Farm-To-Table Food At College

If food isn't palatable, no one's going to eat it. That's true for students in elementary, middle school, and high school, it's true for kids at home or in the cafeteria, and it comes as no surprise that college students feel the same way. College kids pay a substantial amount for their meal plans, but far too many of them end up skipping the cafeteria altogether because the offerings simply aren't appealing. Instead of making use of their expensive meal plans, these kids have to spend more money they don't have to feed themselves on quick, convenient, and ultimately unhealthy foods, such as Ramen. To combat that issue, colleges and universities that want to reduce food waste choose to focus on seasonality. Insomuch as they are able, they incorporate fresh fruits, vegetables, and meats into their menus when those foods are at peak season. They only buy what they need, stick to seasonal produce, and study the food before making a purchase to figure out how they can use each item in other recipes.

Uneaten Food Gets Donated

No matter how college cafeteria staffs tighten their belts, there's always some amount of food that goes uneaten. That in and of itself isn't food waste—but when a college throws away all the uneaten food, that's senselessly wasteful. Some colleges now choose to donate leftovers and extra food to local shelters and charities. Homeless shelters, women's shelters, and establishments that help victims of domestic violence or LGBTQIA+ youth are all more than happy to accept donations of food and beverages.

The Social Media Menu

People can't eat food they don't know about, and students who have had bad experiences with cafeteria food or who hear stories about it won't come to eat it, either. As a result, university cafeterias and lunch programs take the social media approach. By publishing daily menus of all the cafeteria offerings, as well as details about what's available, colleges entice students and give them incentive to visit the cafeteria for their meals. In addition to posting on Facebook and Twitter, some colleges take photos of menu items and specials, which they post on Instagram or Snapchat.

Students' Opinions Matter
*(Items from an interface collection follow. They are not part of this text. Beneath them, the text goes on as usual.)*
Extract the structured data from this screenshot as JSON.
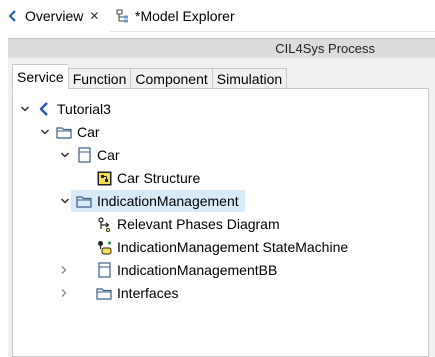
{
  "view_tabs": [
    {
      "label": "Overview",
      "icon": "overview-icon",
      "active": true
    },
    {
      "label": "*Model Explorer",
      "icon": "model-explorer-icon",
      "active": false
    }
  ],
  "process_header": {
    "title": "CIL4Sys Process"
  },
  "inner_tabs": [
    "Service",
    "Function",
    "Component",
    "Simulation"
  ],
  "tree": [
    {
      "label": "Tutorial3",
      "icon": "model-icon",
      "twisty": "expanded",
      "depth": 0
    },
    {
      "label": "Car",
      "icon": "package-icon",
      "twisty": "expanded",
      "depth": 1
    },
    {
      "label": "Car",
      "icon": "block-icon",
      "twisty": "expanded",
      "depth": 2
    },
    {
      "label": "Car Structure",
      "icon": "structure-diagram-icon",
      "twisty": "none",
      "depth": 3
    },
    {
      "label": "IndicationManagement",
      "icon": "package-icon",
      "twisty": "expanded",
      "depth": 1,
      "selected": true
    },
    {
      "label": "Relevant Phases Diagram",
      "icon": "phases-diagram-icon",
      "twisty": "none",
      "depth": 2
    },
    {
      "label": "IndicationManagement StateMachine",
      "icon": "state-machine-icon",
      "twisty": "none",
      "depth": 2
    },
    {
      "label": "IndicationManagementBB",
      "icon": "block-icon",
      "twisty": "collapsed",
      "depth": 2
    },
    {
      "label": "Interfaces",
      "icon": "package-icon",
      "twisty": "collapsed",
      "depth": 2
    }
  ],
  "colors": {
    "selection": "#d9eaf7",
    "accent": "#2a5db0",
    "header_band": "#dcdcdc"
  }
}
Most cafeterias don't consider what kids like. Certainly, students in secondary schools rarely get a say in what they're served for lunch or breakfast. Until very recently, no one listened to university students, either, in spite of the fact that they technically rely on their colleges for three square meals a day and they pay dearly to attend. Thankfully, a number of universities have realized the error of their ways. Through various means, these institutions ask for their students' opinions to figure out what they actually want to eat. Not only does this reduce food waste, but it also saves money for the colleges. There's no reason to keep buying an expensive menu item if no one enjoys it. Furthermore, listening to coeds' opinions helps to fill in the gaps with regards to what the cafeteria's missing, i.e. vegetarian or vegan options. Wasting food is about more than losing money. In a world where so many people go hungry, even in so-called developed areas, every morsel we throw away is regrettable. Can you think of other ways for colleges to cut down on food waste?